Exploitation fiction grew out of pulp fiction of the 1930s and 1940s. It was popular "trash fiction" in the form of mass market paperbacks in the 1950s and 1960s, when genuine, sexually explicit material could be seized as obscene. In the United States, material that went by U.S. mail was subject to federal obscenity laws that greatly curtailed the distribution of materials that were sexually explicit or featured graphic violence. These cheap novels exploited violence, drugs, and sex—especially promiscuity and lesbianism—but rarely delivered the kind of salacious detail their cover art implied and generally tacked on moralistic endings to satisfy critics who accused them of having "no redeeming social value." They were often repackaged under new titles with different cover art, to resell to the unsuspecting public looking for cheap thrills.

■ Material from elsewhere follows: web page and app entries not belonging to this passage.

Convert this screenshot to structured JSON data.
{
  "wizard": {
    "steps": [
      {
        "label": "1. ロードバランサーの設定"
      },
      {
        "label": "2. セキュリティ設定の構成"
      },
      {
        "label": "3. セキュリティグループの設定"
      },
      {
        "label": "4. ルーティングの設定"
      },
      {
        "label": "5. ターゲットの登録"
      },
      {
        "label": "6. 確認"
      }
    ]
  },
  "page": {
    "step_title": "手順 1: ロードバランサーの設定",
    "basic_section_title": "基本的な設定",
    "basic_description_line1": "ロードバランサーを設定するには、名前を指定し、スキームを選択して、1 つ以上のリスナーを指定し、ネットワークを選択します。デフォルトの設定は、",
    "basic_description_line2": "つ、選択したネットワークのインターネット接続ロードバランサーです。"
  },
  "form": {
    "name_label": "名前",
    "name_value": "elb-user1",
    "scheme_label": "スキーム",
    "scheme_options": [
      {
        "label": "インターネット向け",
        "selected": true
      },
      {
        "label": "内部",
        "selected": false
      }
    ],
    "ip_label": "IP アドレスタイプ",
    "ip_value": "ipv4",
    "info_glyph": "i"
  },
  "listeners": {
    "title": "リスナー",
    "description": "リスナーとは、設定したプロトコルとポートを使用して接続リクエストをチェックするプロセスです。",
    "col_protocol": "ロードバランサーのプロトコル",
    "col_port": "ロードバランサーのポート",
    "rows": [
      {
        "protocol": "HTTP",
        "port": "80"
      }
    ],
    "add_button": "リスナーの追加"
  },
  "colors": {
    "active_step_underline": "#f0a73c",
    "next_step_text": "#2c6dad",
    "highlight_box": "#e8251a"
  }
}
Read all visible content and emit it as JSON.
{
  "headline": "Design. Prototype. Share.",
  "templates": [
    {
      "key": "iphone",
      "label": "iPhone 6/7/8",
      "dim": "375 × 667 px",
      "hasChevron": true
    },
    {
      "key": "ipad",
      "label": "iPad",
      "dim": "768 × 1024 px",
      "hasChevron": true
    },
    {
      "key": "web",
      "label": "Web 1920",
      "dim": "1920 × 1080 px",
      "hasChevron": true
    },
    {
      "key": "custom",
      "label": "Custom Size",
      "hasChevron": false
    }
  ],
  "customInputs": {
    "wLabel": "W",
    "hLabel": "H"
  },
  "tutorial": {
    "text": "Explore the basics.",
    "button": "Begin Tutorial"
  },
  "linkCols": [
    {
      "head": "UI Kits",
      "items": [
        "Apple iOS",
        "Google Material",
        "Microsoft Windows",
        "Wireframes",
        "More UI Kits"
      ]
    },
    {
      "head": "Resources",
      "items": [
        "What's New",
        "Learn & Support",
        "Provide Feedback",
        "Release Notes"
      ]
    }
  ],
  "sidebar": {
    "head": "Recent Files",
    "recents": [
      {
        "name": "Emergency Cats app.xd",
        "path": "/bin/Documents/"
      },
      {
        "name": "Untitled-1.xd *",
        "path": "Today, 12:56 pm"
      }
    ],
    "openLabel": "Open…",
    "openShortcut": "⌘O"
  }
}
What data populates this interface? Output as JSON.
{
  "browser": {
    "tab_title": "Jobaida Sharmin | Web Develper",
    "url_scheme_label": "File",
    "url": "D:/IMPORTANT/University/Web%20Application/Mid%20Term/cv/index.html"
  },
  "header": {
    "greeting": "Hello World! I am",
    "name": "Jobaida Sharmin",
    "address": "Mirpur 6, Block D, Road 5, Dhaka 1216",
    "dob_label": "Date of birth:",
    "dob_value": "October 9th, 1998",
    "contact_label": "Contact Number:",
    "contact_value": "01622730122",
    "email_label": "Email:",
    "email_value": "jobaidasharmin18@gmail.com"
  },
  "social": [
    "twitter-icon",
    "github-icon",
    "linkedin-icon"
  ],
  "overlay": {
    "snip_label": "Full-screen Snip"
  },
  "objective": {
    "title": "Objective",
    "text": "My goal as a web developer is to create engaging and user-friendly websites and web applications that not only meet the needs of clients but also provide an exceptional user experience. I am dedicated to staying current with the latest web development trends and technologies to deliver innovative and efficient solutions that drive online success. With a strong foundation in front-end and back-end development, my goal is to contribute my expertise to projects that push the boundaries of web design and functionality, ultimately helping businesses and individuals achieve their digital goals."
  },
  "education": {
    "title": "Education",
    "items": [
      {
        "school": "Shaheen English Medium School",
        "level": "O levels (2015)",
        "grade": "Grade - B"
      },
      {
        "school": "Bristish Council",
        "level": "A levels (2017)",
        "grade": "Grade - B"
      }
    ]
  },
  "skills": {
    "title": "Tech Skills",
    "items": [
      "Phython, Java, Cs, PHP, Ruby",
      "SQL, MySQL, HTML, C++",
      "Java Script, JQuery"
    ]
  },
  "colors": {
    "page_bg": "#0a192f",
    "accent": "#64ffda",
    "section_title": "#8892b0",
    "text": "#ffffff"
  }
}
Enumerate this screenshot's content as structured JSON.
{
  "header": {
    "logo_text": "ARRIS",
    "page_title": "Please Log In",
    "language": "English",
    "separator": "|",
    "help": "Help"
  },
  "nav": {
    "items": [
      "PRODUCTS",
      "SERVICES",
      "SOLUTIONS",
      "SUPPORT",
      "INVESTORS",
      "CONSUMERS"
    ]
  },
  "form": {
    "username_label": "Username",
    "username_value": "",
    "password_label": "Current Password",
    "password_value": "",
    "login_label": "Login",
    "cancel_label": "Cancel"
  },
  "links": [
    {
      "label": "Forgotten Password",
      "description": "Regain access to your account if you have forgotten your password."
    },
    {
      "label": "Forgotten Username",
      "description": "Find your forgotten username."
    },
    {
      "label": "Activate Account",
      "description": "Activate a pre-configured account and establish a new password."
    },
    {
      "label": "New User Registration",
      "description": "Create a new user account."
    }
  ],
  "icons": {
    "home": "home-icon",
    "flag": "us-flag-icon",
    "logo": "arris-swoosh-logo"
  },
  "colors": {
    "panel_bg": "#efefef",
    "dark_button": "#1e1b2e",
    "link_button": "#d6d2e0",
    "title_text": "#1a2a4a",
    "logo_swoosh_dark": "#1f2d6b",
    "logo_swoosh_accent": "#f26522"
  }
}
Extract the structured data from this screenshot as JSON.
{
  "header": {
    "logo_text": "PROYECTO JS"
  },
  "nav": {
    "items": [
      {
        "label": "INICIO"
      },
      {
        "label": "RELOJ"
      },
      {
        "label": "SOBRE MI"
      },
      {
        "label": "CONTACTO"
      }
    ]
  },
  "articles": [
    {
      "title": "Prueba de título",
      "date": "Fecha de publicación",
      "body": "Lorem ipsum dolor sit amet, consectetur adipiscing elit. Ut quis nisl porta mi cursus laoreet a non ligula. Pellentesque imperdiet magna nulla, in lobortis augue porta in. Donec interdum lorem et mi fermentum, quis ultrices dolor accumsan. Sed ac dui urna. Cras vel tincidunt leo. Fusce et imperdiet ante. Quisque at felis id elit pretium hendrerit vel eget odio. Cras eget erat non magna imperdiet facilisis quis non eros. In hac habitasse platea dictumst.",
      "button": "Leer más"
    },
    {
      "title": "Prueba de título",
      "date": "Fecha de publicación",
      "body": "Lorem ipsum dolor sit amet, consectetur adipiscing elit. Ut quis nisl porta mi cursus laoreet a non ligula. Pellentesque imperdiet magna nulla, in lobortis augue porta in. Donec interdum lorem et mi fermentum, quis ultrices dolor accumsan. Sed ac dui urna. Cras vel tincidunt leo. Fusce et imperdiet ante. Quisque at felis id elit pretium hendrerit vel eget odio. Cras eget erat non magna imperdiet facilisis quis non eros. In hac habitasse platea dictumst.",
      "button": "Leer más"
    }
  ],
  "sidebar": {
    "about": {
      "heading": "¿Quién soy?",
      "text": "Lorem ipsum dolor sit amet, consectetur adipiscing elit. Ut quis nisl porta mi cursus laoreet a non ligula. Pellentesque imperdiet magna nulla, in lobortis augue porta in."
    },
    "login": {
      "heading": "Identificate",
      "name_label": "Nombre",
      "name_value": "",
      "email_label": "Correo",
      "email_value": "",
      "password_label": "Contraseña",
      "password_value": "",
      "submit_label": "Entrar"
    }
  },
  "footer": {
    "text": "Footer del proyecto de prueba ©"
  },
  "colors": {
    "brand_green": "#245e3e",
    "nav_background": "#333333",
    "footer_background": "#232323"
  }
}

As film production codes loosened in the early 1960s, exploitation fiction led to exploitation cinema (again parallel to the development of giallo cinema), typified by Russ Meyer films.